SMALL SCALE VARIABILITY IN SNOW ACCUMULATION AND ABLATION UNDER A HETEROGENEOUS MIXED-CONIFER CANOPY

UC 333

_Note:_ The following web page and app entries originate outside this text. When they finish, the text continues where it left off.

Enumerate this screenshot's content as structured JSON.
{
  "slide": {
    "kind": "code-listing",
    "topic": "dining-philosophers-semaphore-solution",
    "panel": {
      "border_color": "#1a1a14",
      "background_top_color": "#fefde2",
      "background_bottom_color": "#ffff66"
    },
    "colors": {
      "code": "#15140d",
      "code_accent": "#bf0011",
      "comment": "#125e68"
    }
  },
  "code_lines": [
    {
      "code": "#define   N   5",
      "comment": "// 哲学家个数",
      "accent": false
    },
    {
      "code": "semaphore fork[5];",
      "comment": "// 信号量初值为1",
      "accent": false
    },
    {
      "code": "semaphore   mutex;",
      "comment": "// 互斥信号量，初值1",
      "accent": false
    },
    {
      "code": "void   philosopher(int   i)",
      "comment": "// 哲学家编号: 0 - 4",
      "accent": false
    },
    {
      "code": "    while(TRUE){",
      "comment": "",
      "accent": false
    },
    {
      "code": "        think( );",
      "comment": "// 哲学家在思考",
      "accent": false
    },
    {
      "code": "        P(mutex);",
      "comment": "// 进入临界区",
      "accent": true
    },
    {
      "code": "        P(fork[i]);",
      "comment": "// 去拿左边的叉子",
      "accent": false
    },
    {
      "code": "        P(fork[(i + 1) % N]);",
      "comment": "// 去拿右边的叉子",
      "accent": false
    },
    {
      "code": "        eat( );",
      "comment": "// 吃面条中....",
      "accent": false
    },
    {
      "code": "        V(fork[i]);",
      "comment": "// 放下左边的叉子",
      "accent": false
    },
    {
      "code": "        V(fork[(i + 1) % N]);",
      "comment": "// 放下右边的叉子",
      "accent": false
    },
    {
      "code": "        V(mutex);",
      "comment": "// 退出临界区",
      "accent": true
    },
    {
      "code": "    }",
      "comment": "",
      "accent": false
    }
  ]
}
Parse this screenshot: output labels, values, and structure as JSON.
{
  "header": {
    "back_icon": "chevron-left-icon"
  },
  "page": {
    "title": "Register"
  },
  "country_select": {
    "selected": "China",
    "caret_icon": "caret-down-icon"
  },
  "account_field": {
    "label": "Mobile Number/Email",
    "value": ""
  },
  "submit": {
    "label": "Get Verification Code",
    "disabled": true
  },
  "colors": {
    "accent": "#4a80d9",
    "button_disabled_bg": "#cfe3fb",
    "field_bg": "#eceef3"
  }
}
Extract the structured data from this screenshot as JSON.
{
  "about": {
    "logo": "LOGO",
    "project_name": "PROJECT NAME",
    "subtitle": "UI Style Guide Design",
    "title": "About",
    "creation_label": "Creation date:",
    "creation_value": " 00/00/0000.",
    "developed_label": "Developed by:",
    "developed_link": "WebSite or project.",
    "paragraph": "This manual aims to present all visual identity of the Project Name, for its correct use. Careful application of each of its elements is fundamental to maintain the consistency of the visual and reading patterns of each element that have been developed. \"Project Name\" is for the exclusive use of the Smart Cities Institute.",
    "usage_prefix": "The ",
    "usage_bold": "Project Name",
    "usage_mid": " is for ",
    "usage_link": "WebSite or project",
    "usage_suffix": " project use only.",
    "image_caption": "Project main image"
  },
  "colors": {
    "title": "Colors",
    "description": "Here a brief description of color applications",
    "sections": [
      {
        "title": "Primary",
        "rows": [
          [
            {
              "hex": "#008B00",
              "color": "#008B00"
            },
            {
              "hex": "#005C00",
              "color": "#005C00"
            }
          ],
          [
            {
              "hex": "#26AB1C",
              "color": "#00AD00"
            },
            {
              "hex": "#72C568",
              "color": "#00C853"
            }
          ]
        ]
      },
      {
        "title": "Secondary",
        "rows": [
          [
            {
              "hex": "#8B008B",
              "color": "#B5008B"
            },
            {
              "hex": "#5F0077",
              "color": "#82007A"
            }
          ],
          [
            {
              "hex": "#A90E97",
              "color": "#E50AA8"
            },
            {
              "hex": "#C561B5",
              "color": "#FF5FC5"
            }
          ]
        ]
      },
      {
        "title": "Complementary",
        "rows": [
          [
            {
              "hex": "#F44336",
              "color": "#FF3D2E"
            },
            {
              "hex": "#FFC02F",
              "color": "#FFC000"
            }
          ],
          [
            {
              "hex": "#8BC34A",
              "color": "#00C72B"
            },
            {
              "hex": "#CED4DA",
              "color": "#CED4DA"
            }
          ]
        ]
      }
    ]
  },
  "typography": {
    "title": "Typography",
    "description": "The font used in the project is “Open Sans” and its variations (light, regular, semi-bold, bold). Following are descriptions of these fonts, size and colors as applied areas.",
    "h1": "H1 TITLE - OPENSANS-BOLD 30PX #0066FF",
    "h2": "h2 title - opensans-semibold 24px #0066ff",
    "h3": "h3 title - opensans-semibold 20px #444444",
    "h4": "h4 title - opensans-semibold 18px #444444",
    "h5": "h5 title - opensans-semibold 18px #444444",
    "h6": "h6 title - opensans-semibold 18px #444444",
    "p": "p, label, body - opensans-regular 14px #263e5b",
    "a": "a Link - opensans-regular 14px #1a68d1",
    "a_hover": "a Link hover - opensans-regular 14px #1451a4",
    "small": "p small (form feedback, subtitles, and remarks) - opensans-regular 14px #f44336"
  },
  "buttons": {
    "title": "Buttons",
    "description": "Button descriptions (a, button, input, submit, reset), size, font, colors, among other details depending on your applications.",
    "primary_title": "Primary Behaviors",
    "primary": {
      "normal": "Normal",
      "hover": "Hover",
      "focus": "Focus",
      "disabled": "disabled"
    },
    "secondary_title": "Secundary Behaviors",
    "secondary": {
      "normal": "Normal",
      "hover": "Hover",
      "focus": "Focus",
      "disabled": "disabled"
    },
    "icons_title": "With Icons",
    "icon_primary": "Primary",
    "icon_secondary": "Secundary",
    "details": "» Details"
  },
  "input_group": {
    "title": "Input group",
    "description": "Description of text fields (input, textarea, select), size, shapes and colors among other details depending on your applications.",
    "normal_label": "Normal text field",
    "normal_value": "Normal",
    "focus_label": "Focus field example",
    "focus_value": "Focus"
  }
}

The spatial patterns of snow accumulation and melt in forested watersheds directly control runoff generation processes and the annual quantity and quality of available water to downstream receiving waters. In the western U.S. nearly three quarters of the annual water input into the hydrologic cycle comes from snow accumulation and melt in forested watersheds. This provision of water is one of the most important forest ecosystem services and is necessary for ecological, economic and social health. Despite our understanding of the coupling of forests and watersheds, the relationship between forest spatial patterns and snow hydrology is poorly understood. Forest canopies exhibit heterogeneity manifested as a mosaic of differing species, spatial arrangements, and canopy densities that differentially intercept incoming precipitation, alter wind patterns, and absorb, trap or reflect radiation; controlling the processes of snow accumulation and ablation. Vegetation patterns have been used as surrogates for processes where we expect that spatially recognizable structures give rise to specific ecological processes and vice versa. We investigated how spatial patterns of snow depth, density, snow water equivalent (SWE), and snow disappearance date (SDD) varied within stands of heterogeneous canopy structure. We collected 780 empirical measurements of snow depth, density, and SWE at peak accumulation on two fully georeferenced, mixed-conifer plots at Lubrecht Experimental Forest in western Montana. Throughout the 49 day melt season, we monitored SDD, snow depth, and SWE every third day with 4900 samples per campaign. In 2014, snow depth, density and SWE ranged from 0.0-67.31 cm, 5.43-49.76%, and 0.75-17.90 cm respectively. A canopy competition index ranged from 0.0-86.8 with non-forested areas averaging 11.5 cm SWE, melting around day 41 compared to mature dense canopy with average SWE of 5.1 cm and a SDD around day 9. This preliminary work suggests a strong linkage between canopy structure and accumulation and snowmelt processes. In the future we seek to link canopy patterns and the specific physical mechanisms that lead to differential snow dynamics in forested landscapes. This understanding is essential for improving process-based models and tools for forest managers to optimize forest water resources in a changing climate.